Reese said they're "so extreme and such bitter people that they tend to make everyone around them bitter and filled with hatred, and I don't need that in my life, anymore. They set out to demonize me on the tax and abortion issues, and they succeeded. Now, we'll see what happens as a result."
Carol, Reese's wife of 34 years, said she's sorry he lost, but it's been a long 14 years of public service. "We're disappointed," she said. "But I'm ready to be out of it and to have my husband back." Actually, said Gary, "Carol and I had reached an agreement that this would be my last race, anyway. We'd had enough of these people and the horrible things they said about me in the campaign literature."
Regarding his many accomplishments as the 67th District representative, Reese said he's proudest of the adoption of the "Taxpayers' Budget Bill of Rights," requiring the state budget to be written in a transparent and easily understandable manner, and the transportation initiatives he helped set in place.
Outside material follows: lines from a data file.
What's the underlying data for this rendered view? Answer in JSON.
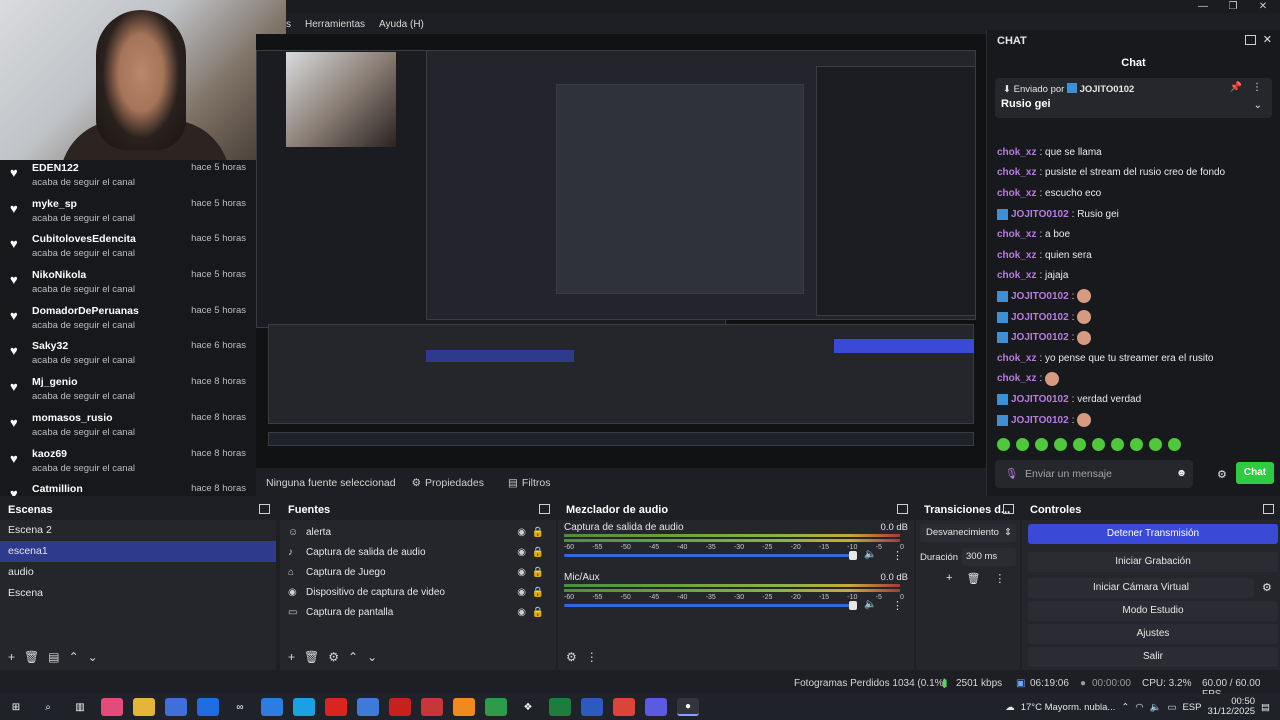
{
  "menu": {
    "items": [
      "s",
      "Herramientas",
      "Ayuda (H)"
    ]
  },
  "followers": [
    {
      "name": "EDEN122",
      "sub": "acaba de seguir el canal",
      "time": "hace 5 horas"
    },
    {
      "name": "myke_sp",
      "sub": "acaba de seguir el canal",
      "time": "hace 5 horas"
    },
    {
      "name": "CubitolovesEdencita",
      "sub": "acaba de seguir el canal",
      "time": "hace 5 horas"
    },
    {
      "name": "NikoNikola",
      "sub": "acaba de seguir el canal",
      "time": "hace 5 horas"
    },
    {
      "name": "DomadorDePeruanas",
      "sub": "acaba de seguir el canal",
      "time": "hace 5 horas"
    },
    {
      "name": "Saky32",
      "sub": "acaba de seguir el canal",
      "time": "hace 6 horas"
    },
    {
      "name": "Mj_genio",
      "sub": "acaba de seguir el canal",
      "time": "hace 8 horas"
    },
    {
      "name": "momasos_rusio",
      "sub": "acaba de seguir el canal",
      "time": "hace 8 horas"
    },
    {
      "name": "kaoz69",
      "sub": "acaba de seguir el canal",
      "time": "hace 8 horas"
    },
    {
      "name": "Catmillion",
      "sub": "",
      "time": "hace 8 horas"
    }
  ],
  "preview_bar": {
    "no_source": "Ninguna fuente seleccionad",
    "properties": "Propiedades",
    "filters": "Filtros"
  },
  "chat": {
    "title": "CHAT",
    "subtitle": "Chat",
    "pinned_by": "Enviado por",
    "pinned_user": "JOJITO0102",
    "pinned_msg": "Rusio gei",
    "messages": [
      {
        "user": "chok_xz",
        "color": "#b77ce0",
        "text": ": que se llama",
        "badge": false
      },
      {
        "user": "chok_xz",
        "color": "#b77ce0",
        "text": ": pusiste el stream del rusio creo de fondo",
        "badge": false
      },
      {
        "user": "chok_xz",
        "color": "#b77ce0",
        "text": ": escucho eco",
        "badge": false
      },
      {
        "user": "JOJITO0102",
        "color": "#b77ce0",
        "text": ": Rusio gei",
        "badge": true
      },
      {
        "user": "chok_xz",
        "color": "#b77ce0",
        "text": ": a boe",
        "badge": false
      },
      {
        "user": "chok_xz",
        "color": "#b77ce0",
        "text": ": quien sera",
        "badge": false
      },
      {
        "user": "chok_xz",
        "color": "#b77ce0",
        "text": ": jajaja",
        "badge": false
      },
      {
        "user": "JOJITO0102",
        "color": "#b77ce0",
        "text": ":",
        "badge": true,
        "emoji": true
      },
      {
        "user": "JOJITO0102",
        "color": "#b77ce0",
        "text": ":",
        "badge": true,
        "emoji": true
      },
      {
        "user": "JOJITO0102",
        "color": "#b77ce0",
        "text": ":",
        "badge": true,
        "emoji": true
      },
      {
        "user": "chok_xz",
        "color": "#b77ce0",
        "text": ": yo pense que tu streamer era el rusito",
        "badge": false
      },
      {
        "user": "chok_xz",
        "color": "#b77ce0",
        "text": ":",
        "badge": false,
        "emoji": true
      },
      {
        "user": "JOJITO0102",
        "color": "#b77ce0",
        "text": ": verdad verdad",
        "badge": true
      },
      {
        "user": "JOJITO0102",
        "color": "#b77ce0",
        "text": ":",
        "badge": true,
        "emoji": true
      }
    ],
    "input_placeholder": "Enviar un mensaje",
    "send_label": "Chat"
  },
  "scenes": {
    "title": "Escenas",
    "items": [
      "Escena 2",
      "escena1",
      "audio",
      "Escena"
    ],
    "selected": 1
  },
  "sources": {
    "title": "Fuentes",
    "items": [
      {
        "icon": "☺",
        "label": "alerta"
      },
      {
        "icon": "♪",
        "label": "Captura de salida de audio"
      },
      {
        "icon": "⌂",
        "label": "Captura de Juego"
      },
      {
        "icon": "◉",
        "label": "Dispositivo de captura de video"
      },
      {
        "icon": "▭",
        "label": "Captura de pantalla"
      }
    ]
  },
  "mixer": {
    "title": "Mezclador de audio",
    "channels": [
      {
        "label": "Captura de salida de audio",
        "db": "0.0 dB",
        "volume": 0.97
      },
      {
        "label": "Mic/Aux",
        "db": "0.0 dB",
        "volume": 0.97
      }
    ],
    "scale": [
      "-60",
      "-55",
      "-50",
      "-45",
      "-40",
      "-35",
      "-30",
      "-25",
      "-20",
      "-15",
      "-10",
      "-5",
      "0"
    ]
  },
  "transitions": {
    "title": "Transiciones d...",
    "type": "Desvanecimiento",
    "duration_label": "Duración",
    "duration_value": "300 ms"
  },
  "controls": {
    "title": "Controles",
    "buttons": [
      "Detener Transmisión",
      "Iniciar Grabación",
      "Iniciar Cámara Virtual",
      "Modo Estudio",
      "Ajustes",
      "Salir"
    ]
  },
  "status": {
    "dropped": "Fotogramas Perdidos 1034 (0.1%)",
    "bitrate": "2501 kbps",
    "stream_time": "06:19:06",
    "rec_time": "00:00:00",
    "cpu": "CPU: 3.2%",
    "fps": "60.00 / 60.00 FPS"
  },
  "taskbar": {
    "weather": "17°C  Mayorm. nubla...",
    "lang": "ESP",
    "time": "00:50",
    "date": "31/12/2025"
  }
}
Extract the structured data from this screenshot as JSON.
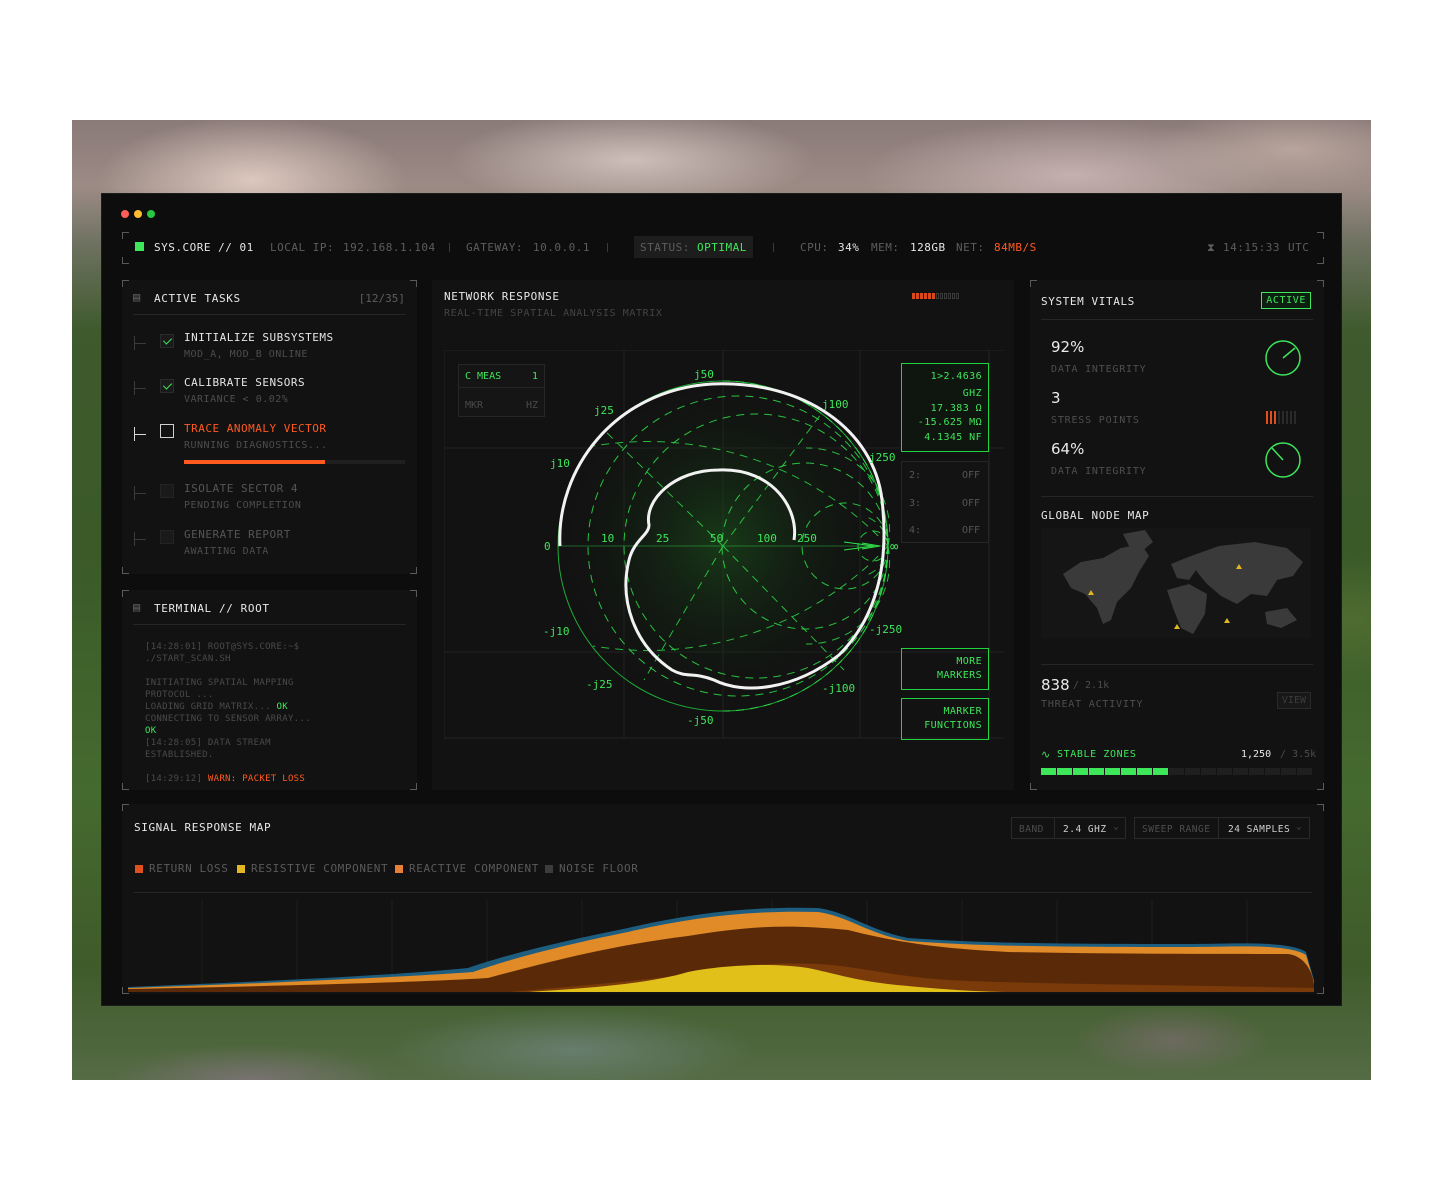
{
  "window_dots": [
    "close",
    "minimize",
    "maximize"
  ],
  "status_bar": {
    "system": "SYS.CORE // 01",
    "local_ip_label": "LOCAL IP:",
    "local_ip": "192.168.1.104",
    "gateway_label": "GATEWAY:",
    "gateway": "10.0.0.1",
    "status_label": "STATUS:",
    "status": "OPTIMAL",
    "cpu_label": "CPU:",
    "cpu": "34%",
    "mem_label": "MEM:",
    "mem": "128GB",
    "net_label": "NET:",
    "net": "84MB/S",
    "time": "14:15:33",
    "tz": "UTC",
    "clock_icon": "hourglass-icon"
  },
  "tasks": {
    "title": "ACTIVE TASKS",
    "count": "[12/35]",
    "icon": "clipboard-icon",
    "items": [
      {
        "title": "INITIALIZE SUBSYSTEMS",
        "sub": "MOD_A, MOD_B ONLINE",
        "state": "done"
      },
      {
        "title": "CALIBRATE SENSORS",
        "sub": "VARIANCE < 0.02%",
        "state": "done"
      },
      {
        "title": "TRACE ANOMALY VECTOR",
        "sub": "RUNNING DIAGNOSTICS...",
        "state": "active",
        "progress": 0.64
      },
      {
        "title": "ISOLATE SECTOR 4",
        "sub": "PENDING COMPLETION",
        "state": "pending"
      },
      {
        "title": "GENERATE REPORT",
        "sub": "AWAITING DATA",
        "state": "pending"
      }
    ]
  },
  "terminal": {
    "title": "TERMINAL // ROOT",
    "icon": "clipboard-icon",
    "lines": [
      {
        "text": "[14:28:01] ROOT@SYS.CORE:~$"
      },
      {
        "text": "./START_SCAN.SH"
      },
      {
        "text": ""
      },
      {
        "text": "INITIATING SPATIAL MAPPING"
      },
      {
        "text": "PROTOCOL ..."
      },
      {
        "text": "LOADING GRID MATRIX...",
        "tag": "OK"
      },
      {
        "text": "CONNECTING TO SENSOR ARRAY..."
      },
      {
        "text": "",
        "tag": "OK"
      },
      {
        "text": "[14:28:05] DATA STREAM"
      },
      {
        "text": "ESTABLISHED."
      },
      {
        "text": ""
      },
      {
        "text": "[14:29:12]",
        "warn": "WARN: PACKET LOSS"
      }
    ]
  },
  "network": {
    "title": "NETWORK RESPONSE",
    "subtitle": "REAL-TIME SPATIAL ANALYSIS MATRIX",
    "meas_table": {
      "header_left": "C MEAS",
      "header_right": "1",
      "col_left": "MKR",
      "col_right": "HZ"
    },
    "marker1": [
      "1>2.4636",
      "GHZ",
      "17.383 Ω",
      "-15.625 MΩ",
      "4.1345 NF"
    ],
    "markers": [
      {
        "id": "2:",
        "state": "OFF"
      },
      {
        "id": "3:",
        "state": "OFF"
      },
      {
        "id": "4:",
        "state": "OFF"
      }
    ],
    "more_markers": [
      "MORE",
      "MARKERS"
    ],
    "marker_functions": [
      "MARKER",
      "FUNCTIONS"
    ],
    "smith_labels": {
      "j50": "j50",
      "j25": "j25",
      "j100": "j100",
      "j10": "j10",
      "j250": "j250",
      "zero": "0",
      "r10": "10",
      "r25": "25",
      "r50": "50",
      "r100": "100",
      "r250": "250",
      "inf": "∞",
      "mj10": "-j10",
      "mj250": "-j250",
      "mj25": "-j25",
      "mj100": "-j100",
      "mj50": "-j50"
    }
  },
  "vitals": {
    "title": "SYSTEM VITALS",
    "badge": "ACTIVE",
    "items": [
      {
        "value": "92%",
        "label": "DATA INTEGRITY",
        "gauge": "dial",
        "level": 0.92
      },
      {
        "value": "3",
        "label": "STRESS POINTS",
        "gauge": "bars",
        "level": 3
      },
      {
        "value": "64%",
        "label": "DATA INTEGRITY",
        "gauge": "dial",
        "level": 0.64
      }
    ]
  },
  "node_map": {
    "title": "GLOBAL NODE MAP",
    "threat_value": "838",
    "threat_total": "/ 2.1k",
    "threat_label": "THREAT ACTIVITY",
    "view_button": "VIEW",
    "stable_label": "STABLE ZONES",
    "stable_value": "1,250",
    "stable_total": "/ 3.5k",
    "stable_level": 0.357,
    "stable_icon": "pulse-icon"
  },
  "signal": {
    "title": "SIGNAL RESPONSE MAP",
    "band_label": "BAND",
    "band_value": "2.4 GHZ",
    "sweep_label": "SWEEP RANGE",
    "sweep_value": "24 SAMPLES",
    "legend": [
      {
        "name": "RETURN LOSS",
        "color": "#e0501e"
      },
      {
        "name": "RESISTIVE COMPONENT",
        "color": "#e2b820"
      },
      {
        "name": "REACTIVE COMPONENT",
        "color": "#e8803a"
      },
      {
        "name": "NOISE FLOOR",
        "color": "#3c3c3c"
      }
    ]
  },
  "colors": {
    "accent_green": "#3ee65a",
    "accent_orange": "#ff5a1f",
    "panel_bg": "#121212",
    "window_bg": "#0d0d0d"
  }
}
They involved a coalition of delegates who'd agreed to vote in favor of each other's transportation needs — including Northern Virginia's.
Now, said Reese, he's looking forward to "new challenges and adventures with new people" as one of a group of investors and airline people involved in creating a new, long-distance, passenger airline serving the East and West coasts, Europe and Moscow.
HE'S ALSO a proud grandfather to 8-month-old granddaughter Morgan, courtesy of son Alan, and is happily anticipating his daughter Shelley's wedding in August. So, said Reese, "If you don't hear a bit of sadness in my voice, there's good reason."
After all the votes were in Tuesday, Craddock thanked "the best friends in the world" for their help in his victorious campaign. Now, he said, he's going to "take a short nap and start working hard again."